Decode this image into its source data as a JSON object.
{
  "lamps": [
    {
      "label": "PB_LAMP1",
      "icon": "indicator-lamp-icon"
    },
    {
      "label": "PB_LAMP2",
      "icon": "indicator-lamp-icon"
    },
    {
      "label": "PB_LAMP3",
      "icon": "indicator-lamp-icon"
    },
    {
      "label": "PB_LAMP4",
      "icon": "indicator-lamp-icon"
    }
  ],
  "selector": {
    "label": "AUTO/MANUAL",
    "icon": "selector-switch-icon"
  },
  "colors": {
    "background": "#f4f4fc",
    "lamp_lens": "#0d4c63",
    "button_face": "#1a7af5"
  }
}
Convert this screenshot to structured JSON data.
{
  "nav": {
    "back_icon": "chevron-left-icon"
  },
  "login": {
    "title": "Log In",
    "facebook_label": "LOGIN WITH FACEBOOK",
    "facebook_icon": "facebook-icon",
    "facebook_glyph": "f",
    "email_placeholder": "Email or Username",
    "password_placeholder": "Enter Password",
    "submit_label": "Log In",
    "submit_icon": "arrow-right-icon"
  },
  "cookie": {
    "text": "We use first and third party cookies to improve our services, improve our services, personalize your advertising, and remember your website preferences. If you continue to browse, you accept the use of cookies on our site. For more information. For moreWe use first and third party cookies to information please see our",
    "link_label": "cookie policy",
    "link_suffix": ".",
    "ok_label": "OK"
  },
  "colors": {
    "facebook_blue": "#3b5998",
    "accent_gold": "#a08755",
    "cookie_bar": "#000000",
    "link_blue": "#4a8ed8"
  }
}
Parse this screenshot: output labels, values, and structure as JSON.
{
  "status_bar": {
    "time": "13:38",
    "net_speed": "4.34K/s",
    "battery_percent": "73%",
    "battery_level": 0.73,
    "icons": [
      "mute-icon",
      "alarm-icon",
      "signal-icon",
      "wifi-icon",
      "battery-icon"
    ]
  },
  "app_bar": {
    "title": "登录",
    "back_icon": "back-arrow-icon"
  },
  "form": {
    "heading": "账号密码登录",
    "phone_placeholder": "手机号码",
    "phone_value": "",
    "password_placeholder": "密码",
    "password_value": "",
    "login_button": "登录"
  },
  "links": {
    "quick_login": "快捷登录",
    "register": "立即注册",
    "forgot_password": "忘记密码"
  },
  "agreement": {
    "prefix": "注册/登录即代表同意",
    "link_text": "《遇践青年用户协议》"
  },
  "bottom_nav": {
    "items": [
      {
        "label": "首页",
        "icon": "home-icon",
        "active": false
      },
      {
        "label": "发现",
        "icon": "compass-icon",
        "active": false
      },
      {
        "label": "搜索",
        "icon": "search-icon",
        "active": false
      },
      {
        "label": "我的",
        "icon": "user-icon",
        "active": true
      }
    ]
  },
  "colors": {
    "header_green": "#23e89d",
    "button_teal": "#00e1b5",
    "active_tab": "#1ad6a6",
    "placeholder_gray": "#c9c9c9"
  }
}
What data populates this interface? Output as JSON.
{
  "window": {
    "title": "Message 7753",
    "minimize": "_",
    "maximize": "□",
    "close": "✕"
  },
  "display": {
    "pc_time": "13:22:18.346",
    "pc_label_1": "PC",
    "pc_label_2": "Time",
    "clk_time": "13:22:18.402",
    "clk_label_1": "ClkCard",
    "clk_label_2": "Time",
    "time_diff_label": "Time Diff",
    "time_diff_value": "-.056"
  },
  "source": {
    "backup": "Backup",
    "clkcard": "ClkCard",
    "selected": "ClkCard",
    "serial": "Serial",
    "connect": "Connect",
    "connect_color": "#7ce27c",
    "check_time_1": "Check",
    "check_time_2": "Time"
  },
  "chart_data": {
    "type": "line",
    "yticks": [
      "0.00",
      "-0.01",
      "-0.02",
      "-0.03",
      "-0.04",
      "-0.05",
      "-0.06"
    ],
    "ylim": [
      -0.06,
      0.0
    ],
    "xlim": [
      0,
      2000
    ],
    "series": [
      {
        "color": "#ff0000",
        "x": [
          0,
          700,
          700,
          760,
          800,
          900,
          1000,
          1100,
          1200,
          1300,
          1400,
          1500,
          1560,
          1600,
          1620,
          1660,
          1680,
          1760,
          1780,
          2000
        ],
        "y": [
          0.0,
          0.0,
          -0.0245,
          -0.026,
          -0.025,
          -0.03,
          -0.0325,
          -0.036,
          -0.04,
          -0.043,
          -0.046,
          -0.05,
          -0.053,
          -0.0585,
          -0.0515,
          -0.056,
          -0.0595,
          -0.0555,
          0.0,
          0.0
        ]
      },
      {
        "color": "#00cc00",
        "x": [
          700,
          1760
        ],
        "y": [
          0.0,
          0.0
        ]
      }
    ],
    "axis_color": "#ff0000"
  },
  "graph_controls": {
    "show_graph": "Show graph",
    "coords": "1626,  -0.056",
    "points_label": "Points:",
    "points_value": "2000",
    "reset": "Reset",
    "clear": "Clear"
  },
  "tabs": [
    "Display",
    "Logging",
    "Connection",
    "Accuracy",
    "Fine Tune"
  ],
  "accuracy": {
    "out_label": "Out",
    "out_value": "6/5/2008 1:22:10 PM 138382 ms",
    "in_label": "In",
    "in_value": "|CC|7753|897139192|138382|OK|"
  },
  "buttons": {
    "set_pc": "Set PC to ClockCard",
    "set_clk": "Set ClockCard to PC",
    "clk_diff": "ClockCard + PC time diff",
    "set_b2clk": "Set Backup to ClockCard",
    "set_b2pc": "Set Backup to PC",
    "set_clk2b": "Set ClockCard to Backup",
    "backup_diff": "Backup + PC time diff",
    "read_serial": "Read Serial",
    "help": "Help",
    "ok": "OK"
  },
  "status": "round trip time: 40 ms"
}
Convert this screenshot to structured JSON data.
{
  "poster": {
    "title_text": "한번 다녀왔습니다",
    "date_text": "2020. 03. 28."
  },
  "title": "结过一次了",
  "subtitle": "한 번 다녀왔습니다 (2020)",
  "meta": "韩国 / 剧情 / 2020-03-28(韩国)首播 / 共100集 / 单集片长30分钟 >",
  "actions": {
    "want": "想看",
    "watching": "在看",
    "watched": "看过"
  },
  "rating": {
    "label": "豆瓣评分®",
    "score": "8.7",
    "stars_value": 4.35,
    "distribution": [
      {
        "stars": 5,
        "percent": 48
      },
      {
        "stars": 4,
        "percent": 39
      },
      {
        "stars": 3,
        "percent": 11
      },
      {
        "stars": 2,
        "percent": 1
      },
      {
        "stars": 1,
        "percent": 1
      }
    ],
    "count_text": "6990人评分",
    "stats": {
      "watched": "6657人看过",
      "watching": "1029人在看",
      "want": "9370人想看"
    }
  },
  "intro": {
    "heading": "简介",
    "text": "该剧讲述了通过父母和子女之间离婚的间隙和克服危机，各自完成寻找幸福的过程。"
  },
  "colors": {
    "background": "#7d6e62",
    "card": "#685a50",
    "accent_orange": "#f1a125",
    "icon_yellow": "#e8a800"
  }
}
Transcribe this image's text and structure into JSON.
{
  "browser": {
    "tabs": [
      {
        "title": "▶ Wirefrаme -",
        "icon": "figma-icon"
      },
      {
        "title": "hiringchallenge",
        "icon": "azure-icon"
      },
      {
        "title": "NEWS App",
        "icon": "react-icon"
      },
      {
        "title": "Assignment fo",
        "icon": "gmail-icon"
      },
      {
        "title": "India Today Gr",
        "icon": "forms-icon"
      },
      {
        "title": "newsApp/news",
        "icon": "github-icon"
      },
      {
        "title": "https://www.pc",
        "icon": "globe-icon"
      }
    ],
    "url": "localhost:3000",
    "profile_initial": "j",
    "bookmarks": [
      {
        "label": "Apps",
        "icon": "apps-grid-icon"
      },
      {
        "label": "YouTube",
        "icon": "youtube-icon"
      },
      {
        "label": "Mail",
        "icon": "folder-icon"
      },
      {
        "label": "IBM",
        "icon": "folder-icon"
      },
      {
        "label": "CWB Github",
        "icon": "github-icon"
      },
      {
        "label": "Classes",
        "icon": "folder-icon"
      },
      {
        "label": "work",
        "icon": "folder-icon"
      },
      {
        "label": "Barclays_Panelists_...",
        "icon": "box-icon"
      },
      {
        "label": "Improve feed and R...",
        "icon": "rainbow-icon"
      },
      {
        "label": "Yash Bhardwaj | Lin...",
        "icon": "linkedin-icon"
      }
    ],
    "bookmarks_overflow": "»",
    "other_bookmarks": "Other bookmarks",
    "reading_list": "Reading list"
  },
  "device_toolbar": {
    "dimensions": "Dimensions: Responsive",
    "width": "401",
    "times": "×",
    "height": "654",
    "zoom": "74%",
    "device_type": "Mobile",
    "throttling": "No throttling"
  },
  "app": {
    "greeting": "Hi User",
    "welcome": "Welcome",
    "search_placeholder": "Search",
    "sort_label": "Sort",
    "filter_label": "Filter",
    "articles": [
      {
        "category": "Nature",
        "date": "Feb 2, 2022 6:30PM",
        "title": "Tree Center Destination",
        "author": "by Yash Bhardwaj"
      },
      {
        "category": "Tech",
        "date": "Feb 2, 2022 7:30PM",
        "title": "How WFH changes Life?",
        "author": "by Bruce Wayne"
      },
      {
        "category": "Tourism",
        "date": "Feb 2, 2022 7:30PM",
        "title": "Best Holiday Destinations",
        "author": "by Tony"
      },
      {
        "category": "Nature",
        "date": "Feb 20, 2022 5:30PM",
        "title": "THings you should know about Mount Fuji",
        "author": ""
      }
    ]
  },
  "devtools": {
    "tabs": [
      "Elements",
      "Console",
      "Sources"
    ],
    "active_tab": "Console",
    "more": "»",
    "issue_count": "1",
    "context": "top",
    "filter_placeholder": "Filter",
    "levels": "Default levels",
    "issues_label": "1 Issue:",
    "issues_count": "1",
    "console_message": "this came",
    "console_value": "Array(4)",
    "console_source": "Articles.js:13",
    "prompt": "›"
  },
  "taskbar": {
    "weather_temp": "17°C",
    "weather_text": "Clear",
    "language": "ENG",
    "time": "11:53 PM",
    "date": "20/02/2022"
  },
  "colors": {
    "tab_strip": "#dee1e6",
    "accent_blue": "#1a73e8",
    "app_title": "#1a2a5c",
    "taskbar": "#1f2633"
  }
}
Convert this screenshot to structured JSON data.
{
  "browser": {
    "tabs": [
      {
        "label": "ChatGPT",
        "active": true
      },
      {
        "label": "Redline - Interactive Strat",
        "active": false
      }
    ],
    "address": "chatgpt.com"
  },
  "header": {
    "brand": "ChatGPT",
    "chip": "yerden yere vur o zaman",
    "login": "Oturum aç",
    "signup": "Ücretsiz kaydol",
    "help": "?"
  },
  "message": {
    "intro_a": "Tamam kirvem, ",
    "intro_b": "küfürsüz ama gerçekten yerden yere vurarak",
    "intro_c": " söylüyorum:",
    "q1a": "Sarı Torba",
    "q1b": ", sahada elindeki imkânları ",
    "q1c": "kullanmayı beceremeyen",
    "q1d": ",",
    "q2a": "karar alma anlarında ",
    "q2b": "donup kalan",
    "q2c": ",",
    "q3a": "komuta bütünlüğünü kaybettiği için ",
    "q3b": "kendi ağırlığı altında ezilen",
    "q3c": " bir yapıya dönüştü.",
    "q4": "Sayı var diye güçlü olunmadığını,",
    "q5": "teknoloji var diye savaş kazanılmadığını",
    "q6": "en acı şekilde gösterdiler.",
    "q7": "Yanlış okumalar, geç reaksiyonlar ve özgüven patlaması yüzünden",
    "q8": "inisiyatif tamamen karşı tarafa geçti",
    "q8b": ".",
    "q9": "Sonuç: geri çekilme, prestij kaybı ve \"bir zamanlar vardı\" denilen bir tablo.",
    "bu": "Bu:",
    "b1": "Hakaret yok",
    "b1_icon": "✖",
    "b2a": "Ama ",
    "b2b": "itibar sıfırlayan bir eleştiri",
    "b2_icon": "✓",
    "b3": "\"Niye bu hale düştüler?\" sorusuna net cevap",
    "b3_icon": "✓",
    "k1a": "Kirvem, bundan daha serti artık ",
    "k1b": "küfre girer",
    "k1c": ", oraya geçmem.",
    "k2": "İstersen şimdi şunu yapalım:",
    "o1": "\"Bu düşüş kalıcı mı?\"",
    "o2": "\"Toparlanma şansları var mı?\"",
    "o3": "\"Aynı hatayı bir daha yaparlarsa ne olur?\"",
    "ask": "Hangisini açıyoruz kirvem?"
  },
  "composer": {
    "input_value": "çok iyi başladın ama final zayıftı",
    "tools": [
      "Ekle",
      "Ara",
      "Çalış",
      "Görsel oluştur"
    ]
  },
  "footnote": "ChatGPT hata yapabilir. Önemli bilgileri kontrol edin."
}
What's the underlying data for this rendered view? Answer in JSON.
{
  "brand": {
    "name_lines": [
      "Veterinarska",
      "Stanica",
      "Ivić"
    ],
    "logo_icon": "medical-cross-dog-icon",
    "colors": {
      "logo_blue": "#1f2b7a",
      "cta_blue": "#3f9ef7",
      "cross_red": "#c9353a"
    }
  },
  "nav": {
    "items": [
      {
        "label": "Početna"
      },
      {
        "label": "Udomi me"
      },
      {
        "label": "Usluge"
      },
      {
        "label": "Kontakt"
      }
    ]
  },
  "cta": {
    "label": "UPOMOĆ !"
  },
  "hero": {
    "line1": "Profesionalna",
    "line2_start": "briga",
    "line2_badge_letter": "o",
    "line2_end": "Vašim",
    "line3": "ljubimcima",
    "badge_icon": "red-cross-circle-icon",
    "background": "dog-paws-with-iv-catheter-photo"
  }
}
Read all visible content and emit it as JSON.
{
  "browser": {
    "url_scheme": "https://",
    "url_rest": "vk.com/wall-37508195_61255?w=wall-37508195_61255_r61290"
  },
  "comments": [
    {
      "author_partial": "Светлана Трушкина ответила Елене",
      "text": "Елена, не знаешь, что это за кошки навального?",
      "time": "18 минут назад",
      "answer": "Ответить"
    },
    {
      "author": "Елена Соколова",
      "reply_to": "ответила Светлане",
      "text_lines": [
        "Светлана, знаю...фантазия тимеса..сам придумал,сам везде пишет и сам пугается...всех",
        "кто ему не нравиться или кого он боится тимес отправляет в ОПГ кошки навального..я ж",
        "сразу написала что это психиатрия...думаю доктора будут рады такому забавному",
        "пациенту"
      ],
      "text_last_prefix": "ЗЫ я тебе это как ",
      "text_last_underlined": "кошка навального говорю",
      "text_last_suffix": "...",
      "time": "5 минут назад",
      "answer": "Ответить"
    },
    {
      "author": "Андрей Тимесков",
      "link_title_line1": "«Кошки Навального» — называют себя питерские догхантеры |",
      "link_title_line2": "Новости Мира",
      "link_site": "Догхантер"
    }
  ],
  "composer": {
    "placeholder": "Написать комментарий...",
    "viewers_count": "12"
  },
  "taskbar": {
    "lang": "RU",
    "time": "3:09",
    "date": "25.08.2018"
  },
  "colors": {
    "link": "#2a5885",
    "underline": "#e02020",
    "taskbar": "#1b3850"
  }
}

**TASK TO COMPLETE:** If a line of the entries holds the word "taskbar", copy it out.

**RESPONSE TO THE EXERCISE:**
  "taskbar": {
    "taskbar": "#1f2633"
  "taskbar": {
    "taskbar": "#1b3850"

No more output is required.